Basically, in a similar way to what was mentioned in the previous case, the authors have written a deliberately fraudulent article, which they have later divided into 6 other papers, plagued with citations (129) of other texts. Once in Google, the automatic indexing mechanism of the search engine did the rest of the work: the false authors cited by the signer of the fraudulent article – also with a false identity – observed, together with this, how their citations in Google Scholar increased considerably.
All the bibliometric indicators of the three authors increased notably and were also affected by increases in citations, 47 from researchers and 52 from journals.
The growth of the means of dissemination of scientific work, the increase in research production and the prominence that bibliometric indicators have acquired, facilitate the spread of fraud.
The ethical training of the researcher seems to be the true path towards honesty in scientific work. Only the truth in conduct can serve the truth in science.
Justo Aznar and Julio Tudela
Bioethics Observatory -Institute of Life Sciences
Catholic University of Valencia
2. Bohannon J. Who´s Afraid of Peer Review?. Science 2013;342:60-5. Ii iihttp://www.sciencemag.org/content/342/6154/60.full Accessed 31/01/2014
3. Brumfiel G. Physicist found guilty of misconduct. Nature 2002; doi10.1038/news020923-9.
4. Qiu J. Publish or perish in China. Nature 2010;463:142-2.
5. Wakefield AJ, Murch SH, Anthony A, Linnel J, Casson DM, Malik M et al. Ileal-lymphoid-nodular hyperplasia, on-specific colitis, and pervasive developmental disorder in children. The Lancet 1998;351:637-41.
6. Beloqui A, Guazzaroni ME, Pazos F, Vieites JM, Godoy M, Golyshina OV et al. Retraction: Reactome array: Forging a link between metabolome and Genome.
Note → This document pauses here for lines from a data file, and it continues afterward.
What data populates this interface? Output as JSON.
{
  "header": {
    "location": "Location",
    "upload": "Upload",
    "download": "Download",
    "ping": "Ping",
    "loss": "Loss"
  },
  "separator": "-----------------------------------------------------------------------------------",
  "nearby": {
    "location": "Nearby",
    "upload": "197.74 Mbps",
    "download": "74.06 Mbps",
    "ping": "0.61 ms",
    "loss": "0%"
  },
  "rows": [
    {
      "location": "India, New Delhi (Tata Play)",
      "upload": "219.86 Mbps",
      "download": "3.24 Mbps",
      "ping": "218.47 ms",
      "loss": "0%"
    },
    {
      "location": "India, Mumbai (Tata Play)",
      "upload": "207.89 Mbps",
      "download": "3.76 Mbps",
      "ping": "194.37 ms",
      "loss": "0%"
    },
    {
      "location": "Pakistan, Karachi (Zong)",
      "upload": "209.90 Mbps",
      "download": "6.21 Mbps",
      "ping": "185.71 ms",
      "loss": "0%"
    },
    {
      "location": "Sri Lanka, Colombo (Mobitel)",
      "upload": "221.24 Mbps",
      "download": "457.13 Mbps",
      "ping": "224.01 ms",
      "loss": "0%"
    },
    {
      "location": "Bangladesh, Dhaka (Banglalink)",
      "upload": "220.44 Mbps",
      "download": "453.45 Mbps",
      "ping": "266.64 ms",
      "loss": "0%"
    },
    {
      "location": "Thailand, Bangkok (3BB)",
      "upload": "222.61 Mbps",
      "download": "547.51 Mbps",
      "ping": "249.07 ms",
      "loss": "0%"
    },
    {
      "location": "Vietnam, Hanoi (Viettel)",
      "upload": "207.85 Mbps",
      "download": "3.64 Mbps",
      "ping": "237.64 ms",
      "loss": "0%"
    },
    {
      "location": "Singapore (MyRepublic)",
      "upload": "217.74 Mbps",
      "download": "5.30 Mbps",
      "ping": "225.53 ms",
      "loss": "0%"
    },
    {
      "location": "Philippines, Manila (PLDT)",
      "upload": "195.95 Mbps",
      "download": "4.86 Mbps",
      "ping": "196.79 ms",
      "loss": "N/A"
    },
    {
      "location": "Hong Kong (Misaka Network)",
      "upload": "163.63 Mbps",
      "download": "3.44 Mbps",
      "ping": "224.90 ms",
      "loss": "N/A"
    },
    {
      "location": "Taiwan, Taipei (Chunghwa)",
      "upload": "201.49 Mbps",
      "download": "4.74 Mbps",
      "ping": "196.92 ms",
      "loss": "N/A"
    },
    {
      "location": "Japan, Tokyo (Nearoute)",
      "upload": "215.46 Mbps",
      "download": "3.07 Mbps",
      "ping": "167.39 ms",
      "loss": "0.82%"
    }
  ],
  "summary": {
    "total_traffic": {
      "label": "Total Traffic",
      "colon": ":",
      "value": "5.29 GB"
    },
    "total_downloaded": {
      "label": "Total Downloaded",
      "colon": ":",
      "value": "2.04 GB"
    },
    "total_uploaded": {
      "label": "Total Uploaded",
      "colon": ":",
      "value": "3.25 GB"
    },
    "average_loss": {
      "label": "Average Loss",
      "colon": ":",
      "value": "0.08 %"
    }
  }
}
Science 2010;330:912.
7. Delgado E, Robinson-García N, Torres-Salinas D. The Google Scholar Experiment: how to index false papers and manipulate bibliometric indicators. Paper accepted for publication in the Journal of the American Society for Information Science and Technology. 2013;1-18
8. Delgado E, Robinson-García N, Torres-Salinas D. Science Communication: Flawed Citation Indexing. Science, 342(6163), 1169. doi:10.1126/science.342.6163.1169-b.